#### What to produce:
Every record below should be copied exactly, with the pictures left out.

#### Source data:
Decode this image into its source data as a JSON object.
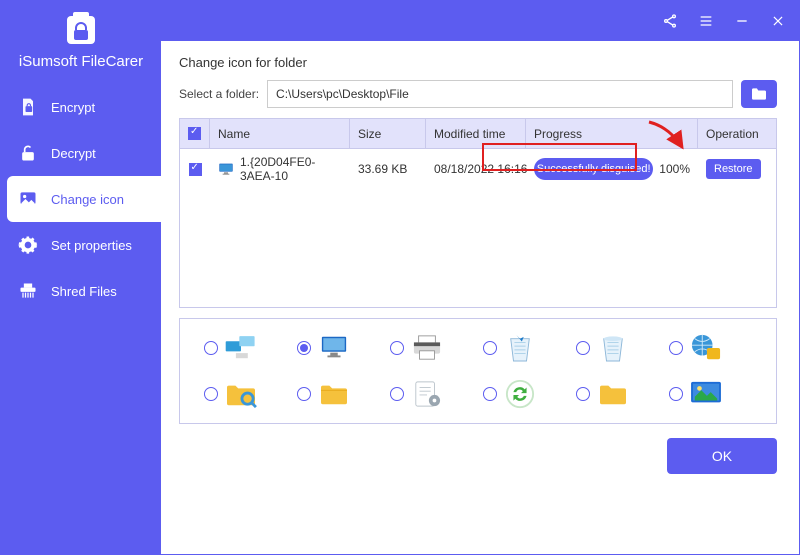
{
  "brand": {
    "name": "iSumsoft FileCarer"
  },
  "sidebar": {
    "items": [
      {
        "label": "Encrypt"
      },
      {
        "label": "Decrypt"
      },
      {
        "label": "Change icon"
      },
      {
        "label": "Set properties"
      },
      {
        "label": "Shred Files"
      }
    ],
    "activeIndex": 2
  },
  "header": {
    "title": "Change icon for folder"
  },
  "folderPicker": {
    "label": "Select a folder:",
    "path": "C:\\Users\\pc\\Desktop\\File"
  },
  "table": {
    "columns": {
      "name": "Name",
      "size": "Size",
      "modified": "Modified time",
      "progress": "Progress",
      "operation": "Operation"
    },
    "rows": [
      {
        "checked": true,
        "name": "1.{20D04FE0-3AEA-10",
        "size": "33.69 KB",
        "modified": "08/18/2022 16:16",
        "progressText": "Successfully disguised!",
        "progressPercent": "100%",
        "operationLabel": "Restore"
      }
    ]
  },
  "iconGrid": {
    "selectedIndex": 1,
    "options": [
      {
        "name": "network-computers-icon",
        "colors": [
          "#2f9cd8",
          "#8fd2f2"
        ]
      },
      {
        "name": "this-pc-icon",
        "colors": [
          "#1c68c4",
          "#e6e6e6"
        ]
      },
      {
        "name": "printer-icon",
        "colors": [
          "#5b5b5b",
          "#d8d8d8"
        ]
      },
      {
        "name": "recycle-bin-full-icon",
        "colors": [
          "#e6f2fb",
          "#1d7bc9"
        ]
      },
      {
        "name": "recycle-bin-empty-icon",
        "colors": [
          "#e6f2fb",
          "#1d7bc9"
        ]
      },
      {
        "name": "globe-network-icon",
        "colors": [
          "#3a96d8",
          "#f0b71c"
        ]
      },
      {
        "name": "folder-search-icon",
        "colors": [
          "#f5c13c",
          "#3a96d8"
        ]
      },
      {
        "name": "folder-yellow-icon",
        "colors": [
          "#f5c13c",
          "#e6a81a"
        ]
      },
      {
        "name": "document-gear-icon",
        "colors": [
          "#ffffff",
          "#9aa6b0"
        ]
      },
      {
        "name": "sync-circle-icon",
        "colors": [
          "#3fae3f",
          "#ffffff"
        ]
      },
      {
        "name": "folder-plain-icon",
        "colors": [
          "#f5c13c",
          "#e6a81a"
        ]
      },
      {
        "name": "desktop-picture-icon",
        "colors": [
          "#1d6cd6",
          "#2aa84a"
        ]
      }
    ]
  },
  "buttons": {
    "ok": "OK"
  }
}
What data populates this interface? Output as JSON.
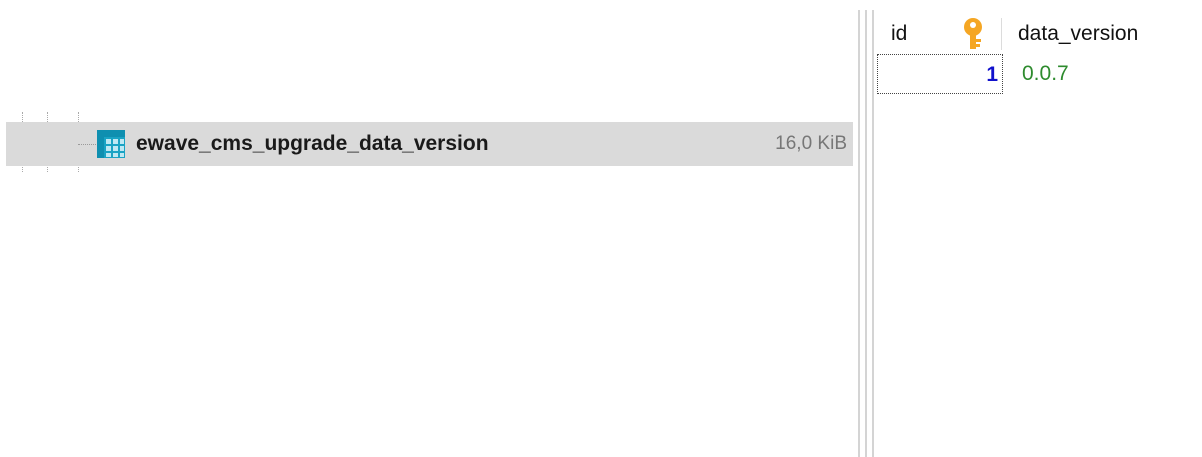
{
  "tree": {
    "selected_item": {
      "name": "ewave_cms_upgrade_data_version",
      "size": "16,0 KiB",
      "icon": "table-icon"
    }
  },
  "grid": {
    "columns": [
      {
        "label": "id",
        "icon": "primary-key-icon"
      },
      {
        "label": "data_version"
      }
    ],
    "rows": [
      {
        "id": "1",
        "data_version": "0.0.7"
      }
    ]
  },
  "colors": {
    "selection_bg": "#dadada",
    "id_value": "#1111cc",
    "string_value": "#2e8b2e",
    "key_icon": "#f5a623",
    "table_icon": "#1aa3c4"
  }
}
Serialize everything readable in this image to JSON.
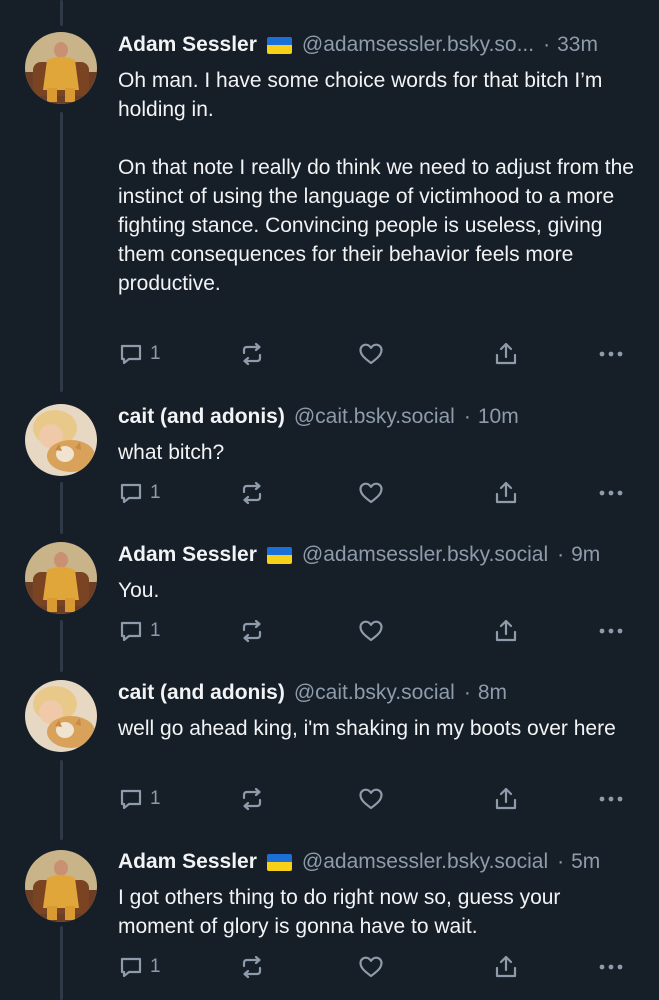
{
  "colors": {
    "background": "#161e27",
    "text_primary": "#f1f3f5",
    "text_secondary": "#8d9bab",
    "thread_line": "#2e3a48"
  },
  "icons": {
    "reply": "reply-icon",
    "repost": "repost-icon",
    "like": "heart-icon",
    "share": "share-icon",
    "more": "more-icon"
  },
  "posts": [
    {
      "author": "Adam Sessler",
      "has_flag": true,
      "handle": "@adamsessler.bsky.so...",
      "time": "33m",
      "text": "Oh man. I have some choice words for that bitch I’m holding in.\n\nOn that note I really do think we need to adjust from the instinct of using the language of victimhood to a more fighting stance. Convincing people is useless, giving them consequences for their behavior feels more productive.",
      "reply_count": "1"
    },
    {
      "author": "cait (and adonis)",
      "has_flag": false,
      "handle": "@cait.bsky.social",
      "time": "10m",
      "text": "what bitch?",
      "reply_count": "1"
    },
    {
      "author": "Adam Sessler",
      "has_flag": true,
      "handle": "@adamsessler.bsky.social",
      "time": "9m",
      "text": "You.",
      "reply_count": "1"
    },
    {
      "author": "cait (and adonis)",
      "has_flag": false,
      "handle": "@cait.bsky.social",
      "time": "8m",
      "text": "well go ahead king, i'm shaking in my boots over here",
      "reply_count": "1"
    },
    {
      "author": "Adam Sessler",
      "has_flag": true,
      "handle": "@adamsessler.bsky.social",
      "time": "5m",
      "text": "I got others thing to do right now so, guess your moment of glory is gonna have to wait.",
      "reply_count": "1"
    }
  ]
}
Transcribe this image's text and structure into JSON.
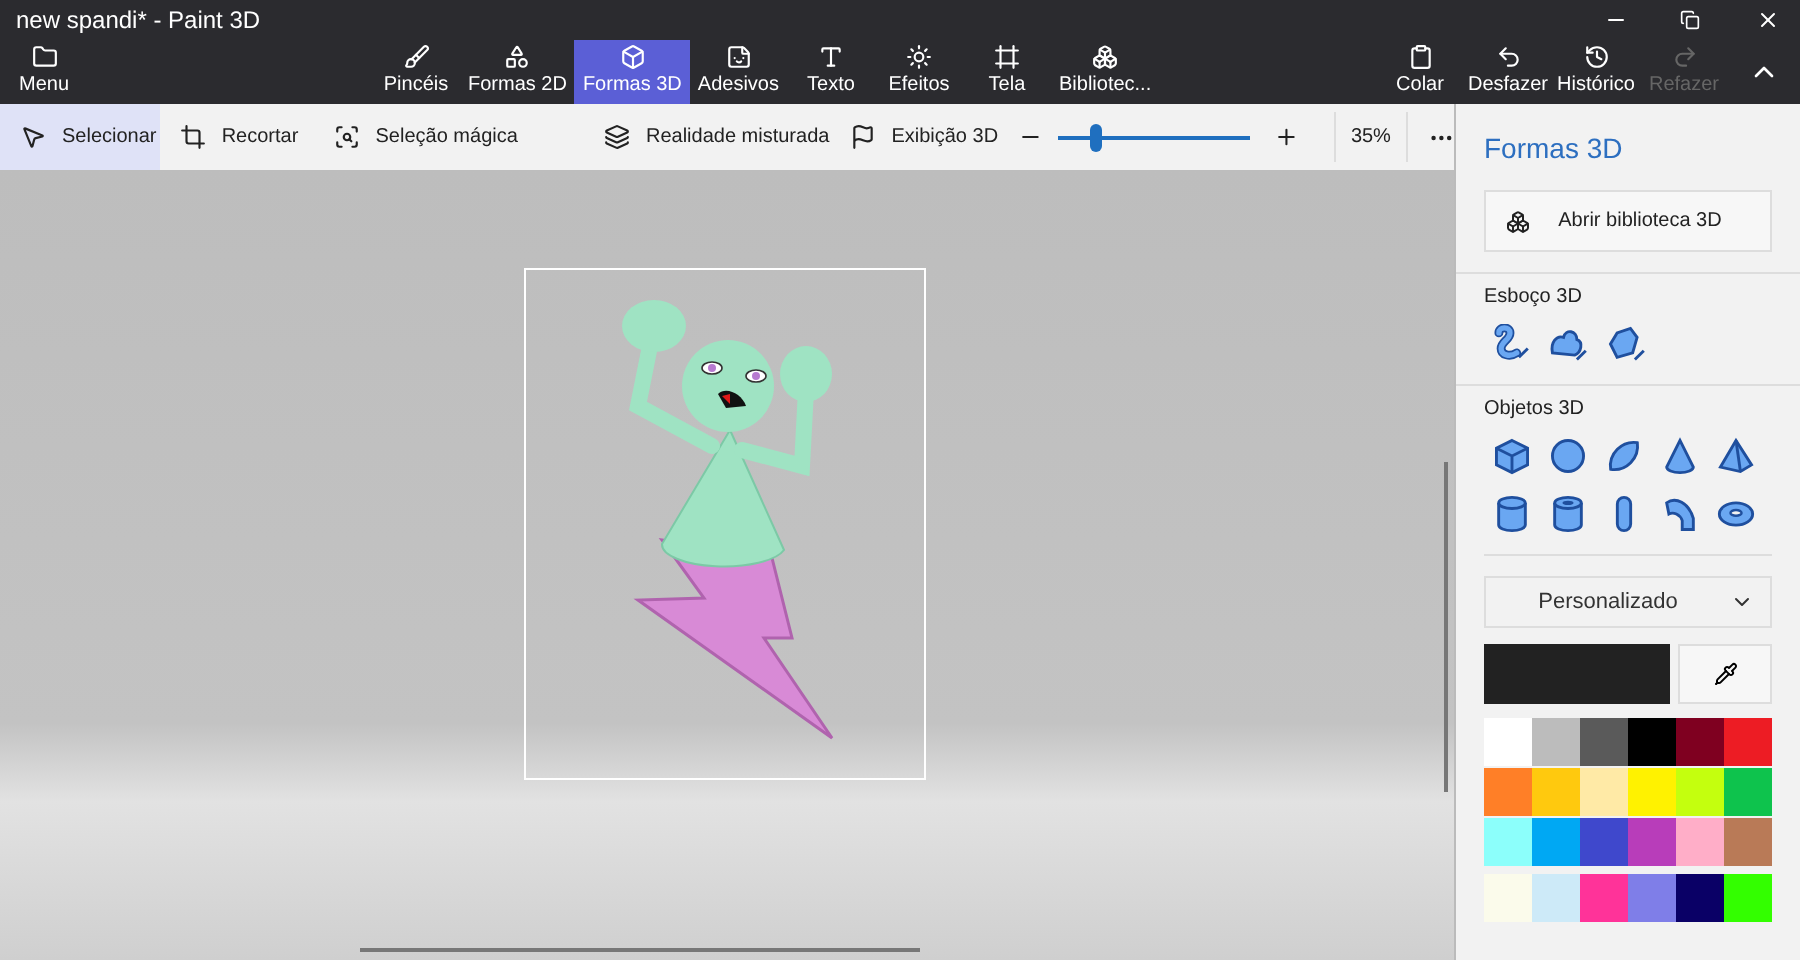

#### Answer to the exercise:
Decode this image into its source data as a JSON object.
{
  "brand": {
    "name": "iSumsoft FileCarer"
  },
  "sidebar": {
    "items": [
      {
        "label": "Encrypt"
      },
      {
        "label": "Decrypt"
      },
      {
        "label": "Change icon"
      },
      {
        "label": "Set properties"
      },
      {
        "label": "Shred Files"
      }
    ],
    "activeIndex": 2
  },
  "header": {
    "title": "Change icon for folder"
  },
  "folderPicker": {
    "label": "Select a folder:",
    "path": "C:\\Users\\pc\\Desktop\\File"
  },
  "table": {
    "columns": {
      "name": "Name",
      "size": "Size",
      "modified": "Modified time",
      "progress": "Progress",
      "operation": "Operation"
    },
    "rows": [
      {
        "checked": true,
        "name": "1.{20D04FE0-3AEA-10",
        "size": "33.69 KB",
        "modified": "08/18/2022 16:16",
        "progressText": "Successfully disguised!",
        "progressPercent": "100%",
        "operationLabel": "Restore"
      }
    ]
  },
  "iconGrid": {
    "selectedIndex": 1,
    "options": [
      {
        "name": "network-computers-icon",
        "colors": [
          "#2f9cd8",
          "#8fd2f2"
        ]
      },
      {
        "name": "this-pc-icon",
        "colors": [
          "#1c68c4",
          "#e6e6e6"
        ]
      },
      {
        "name": "printer-icon",
        "colors": [
          "#5b5b5b",
          "#d8d8d8"
        ]
      },
      {
        "name": "recycle-bin-full-icon",
        "colors": [
          "#e6f2fb",
          "#1d7bc9"
        ]
      },
      {
        "name": "recycle-bin-empty-icon",
        "colors": [
          "#e6f2fb",
          "#1d7bc9"
        ]
      },
      {
        "name": "globe-network-icon",
        "colors": [
          "#3a96d8",
          "#f0b71c"
        ]
      },
      {
        "name": "folder-search-icon",
        "colors": [
          "#f5c13c",
          "#3a96d8"
        ]
      },
      {
        "name": "folder-yellow-icon",
        "colors": [
          "#f5c13c",
          "#e6a81a"
        ]
      },
      {
        "name": "document-gear-icon",
        "colors": [
          "#ffffff",
          "#9aa6b0"
        ]
      },
      {
        "name": "sync-circle-icon",
        "colors": [
          "#3fae3f",
          "#ffffff"
        ]
      },
      {
        "name": "folder-plain-icon",
        "colors": [
          "#f5c13c",
          "#e6a81a"
        ]
      },
      {
        "name": "desktop-picture-icon",
        "colors": [
          "#1d6cd6",
          "#2aa84a"
        ]
      }
    ]
  },
  "buttons": {
    "ok": "OK"
  }
}
What data populates this interface? Output as JSON.
{
  "tree": {
    "selected_item": {
      "name": "ewave_cms_upgrade_data_version",
      "size": "16,0 KiB",
      "icon": "table-icon"
    }
  },
  "grid": {
    "columns": [
      {
        "label": "id",
        "icon": "primary-key-icon"
      },
      {
        "label": "data_version"
      }
    ],
    "rows": [
      {
        "id": "1",
        "data_version": "0.0.7"
      }
    ]
  },
  "colors": {
    "selection_bg": "#dadada",
    "id_value": "#1111cc",
    "string_value": "#2e8b2e",
    "key_icon": "#f5a623",
    "table_icon": "#1aa3c4"
  }
}
Serialize everything readable in this image to JSON.
{
  "colors": {
    "background": "#161e27",
    "text_primary": "#f1f3f5",
    "text_secondary": "#8d9bab",
    "thread_line": "#2e3a48"
  },
  "icons": {
    "reply": "reply-icon",
    "repost": "repost-icon",
    "like": "heart-icon",
    "share": "share-icon",
    "more": "more-icon"
  },
  "posts": [
    {
      "author": "Adam Sessler",
      "has_flag": true,
      "handle": "@adamsessler.bsky.so...",
      "time": "33m",
      "text": "Oh man. I have some choice words for that bitch I’m holding in.\n\nOn that note I really do think we need to adjust from the instinct of using the language of victimhood to a more fighting stance. Convincing people is useless, giving them consequences for their behavior feels more productive.",
      "reply_count": "1"
    },
    {
      "author": "cait (and adonis)",
      "has_flag": false,
      "handle": "@cait.bsky.social",
      "time": "10m",
      "text": "what bitch?",
      "reply_count": "1"
    },
    {
      "author": "Adam Sessler",
      "has_flag": true,
      "handle": "@adamsessler.bsky.social",
      "time": "9m",
      "text": "You.",
      "reply_count": "1"
    },
    {
      "author": "cait (and adonis)",
      "has_flag": false,
      "handle": "@cait.bsky.social",
      "time": "8m",
      "text": "well go ahead king, i'm shaking in my boots over here",
      "reply_count": "1"
    },
    {
      "author": "Adam Sessler",
      "has_flag": true,
      "handle": "@adamsessler.bsky.social",
      "time": "5m",
      "text": "I got others thing to do right now so, guess your moment of glory is gonna have to wait.",
      "reply_count": "1"
    }
  ]
}
Transcribe this image's text and structure into JSON.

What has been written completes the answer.